Also, after the housing crash, home buyers got smarter and looked at their home purchase as an investment and equity builder as opposed to a personal line of credit from which to draw money from for trips and toys. Homeowners having more equity in their homes these days, then they are less likely to let them go into foreclosure for non-payment.
As coping with COVID becomes the new norm, the economy will start to stabilize. Inflation will then start to rise and shortly after will follow the interest rates.
Even with interest rates increase ¼ of a percentage point, that would mean an increase of 3% of a monthly mortgage payment. This could affect many buyers who are on the cusp of eligibility or prevent families from moving up to a home that fits their needs.
The Nova Scotia real estate market will not be cooling anytime soon. Due to our COVID protocols, Nova Scotia has been the national poster “child” for how to keep infections down and from spreading. Along with home affordability and desirable rural living, Buyers from away will continue to seek safety and security in Nova Scotia.
Home prices will continue to rise, but the interest rates will not stay this low for long.
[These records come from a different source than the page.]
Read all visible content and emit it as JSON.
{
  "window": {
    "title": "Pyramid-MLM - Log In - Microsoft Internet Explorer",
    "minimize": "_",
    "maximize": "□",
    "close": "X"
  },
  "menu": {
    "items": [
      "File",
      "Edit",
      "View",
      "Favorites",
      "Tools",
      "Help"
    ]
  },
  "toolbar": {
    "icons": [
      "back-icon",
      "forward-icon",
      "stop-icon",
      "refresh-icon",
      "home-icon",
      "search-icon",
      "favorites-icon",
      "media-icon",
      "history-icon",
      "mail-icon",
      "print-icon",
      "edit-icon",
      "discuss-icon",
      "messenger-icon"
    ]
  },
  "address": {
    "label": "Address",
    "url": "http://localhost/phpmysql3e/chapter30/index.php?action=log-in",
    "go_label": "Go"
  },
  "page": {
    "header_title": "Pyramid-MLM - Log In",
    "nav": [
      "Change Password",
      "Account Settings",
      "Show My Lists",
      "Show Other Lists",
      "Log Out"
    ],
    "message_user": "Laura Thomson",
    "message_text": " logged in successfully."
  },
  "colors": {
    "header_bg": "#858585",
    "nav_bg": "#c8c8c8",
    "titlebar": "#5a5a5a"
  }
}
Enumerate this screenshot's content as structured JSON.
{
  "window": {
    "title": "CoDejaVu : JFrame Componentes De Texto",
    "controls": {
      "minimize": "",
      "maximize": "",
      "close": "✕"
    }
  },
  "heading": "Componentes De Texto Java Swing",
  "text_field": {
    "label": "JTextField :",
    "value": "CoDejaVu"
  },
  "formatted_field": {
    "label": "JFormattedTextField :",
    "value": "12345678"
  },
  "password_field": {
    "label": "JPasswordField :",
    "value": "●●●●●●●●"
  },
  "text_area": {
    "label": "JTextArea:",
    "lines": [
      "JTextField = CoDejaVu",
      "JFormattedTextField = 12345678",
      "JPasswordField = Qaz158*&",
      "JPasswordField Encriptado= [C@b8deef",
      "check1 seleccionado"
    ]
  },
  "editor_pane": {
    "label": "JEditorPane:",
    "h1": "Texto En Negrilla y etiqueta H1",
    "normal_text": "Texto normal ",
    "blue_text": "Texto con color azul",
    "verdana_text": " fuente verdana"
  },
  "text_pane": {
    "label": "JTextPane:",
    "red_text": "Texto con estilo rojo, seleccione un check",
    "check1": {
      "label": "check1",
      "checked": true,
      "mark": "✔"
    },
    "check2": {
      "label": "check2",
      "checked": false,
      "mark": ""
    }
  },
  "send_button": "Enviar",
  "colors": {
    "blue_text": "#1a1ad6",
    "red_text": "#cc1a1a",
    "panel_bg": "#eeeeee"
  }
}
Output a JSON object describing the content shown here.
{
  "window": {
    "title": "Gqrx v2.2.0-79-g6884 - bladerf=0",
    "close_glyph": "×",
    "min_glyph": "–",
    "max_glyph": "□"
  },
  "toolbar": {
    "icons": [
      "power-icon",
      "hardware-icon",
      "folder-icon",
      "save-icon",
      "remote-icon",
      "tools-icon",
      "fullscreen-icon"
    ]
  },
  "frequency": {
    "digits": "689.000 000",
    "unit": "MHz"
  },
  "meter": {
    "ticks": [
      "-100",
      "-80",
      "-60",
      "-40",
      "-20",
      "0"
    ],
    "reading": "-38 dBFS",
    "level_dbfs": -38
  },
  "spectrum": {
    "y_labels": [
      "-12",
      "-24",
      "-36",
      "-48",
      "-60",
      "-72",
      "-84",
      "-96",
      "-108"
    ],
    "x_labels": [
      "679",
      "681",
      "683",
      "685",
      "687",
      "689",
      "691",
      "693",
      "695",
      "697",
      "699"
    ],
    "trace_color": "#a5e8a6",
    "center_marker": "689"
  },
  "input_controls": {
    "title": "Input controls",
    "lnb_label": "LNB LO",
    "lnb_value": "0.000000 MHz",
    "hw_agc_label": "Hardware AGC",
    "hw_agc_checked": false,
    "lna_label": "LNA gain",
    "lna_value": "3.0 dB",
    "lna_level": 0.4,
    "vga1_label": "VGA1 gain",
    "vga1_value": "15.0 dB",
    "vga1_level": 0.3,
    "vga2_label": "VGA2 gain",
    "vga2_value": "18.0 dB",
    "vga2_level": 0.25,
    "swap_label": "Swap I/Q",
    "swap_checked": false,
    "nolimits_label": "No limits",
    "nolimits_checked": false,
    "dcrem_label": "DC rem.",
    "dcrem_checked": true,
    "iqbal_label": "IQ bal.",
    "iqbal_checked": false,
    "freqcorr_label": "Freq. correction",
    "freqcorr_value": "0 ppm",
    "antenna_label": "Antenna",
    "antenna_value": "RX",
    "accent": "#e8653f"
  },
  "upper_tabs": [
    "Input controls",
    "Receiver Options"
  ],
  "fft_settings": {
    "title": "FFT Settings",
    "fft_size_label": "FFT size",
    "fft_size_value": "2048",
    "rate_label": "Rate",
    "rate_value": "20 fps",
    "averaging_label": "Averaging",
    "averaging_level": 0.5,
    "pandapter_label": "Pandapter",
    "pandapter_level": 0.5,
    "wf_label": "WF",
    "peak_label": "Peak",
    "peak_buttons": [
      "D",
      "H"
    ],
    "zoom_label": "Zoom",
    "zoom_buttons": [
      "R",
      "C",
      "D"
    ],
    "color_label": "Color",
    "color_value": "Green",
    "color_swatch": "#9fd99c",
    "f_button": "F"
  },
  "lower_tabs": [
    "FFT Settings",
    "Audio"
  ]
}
The foreclosures that buyers are holding out for will not happen, so the time to buy is now.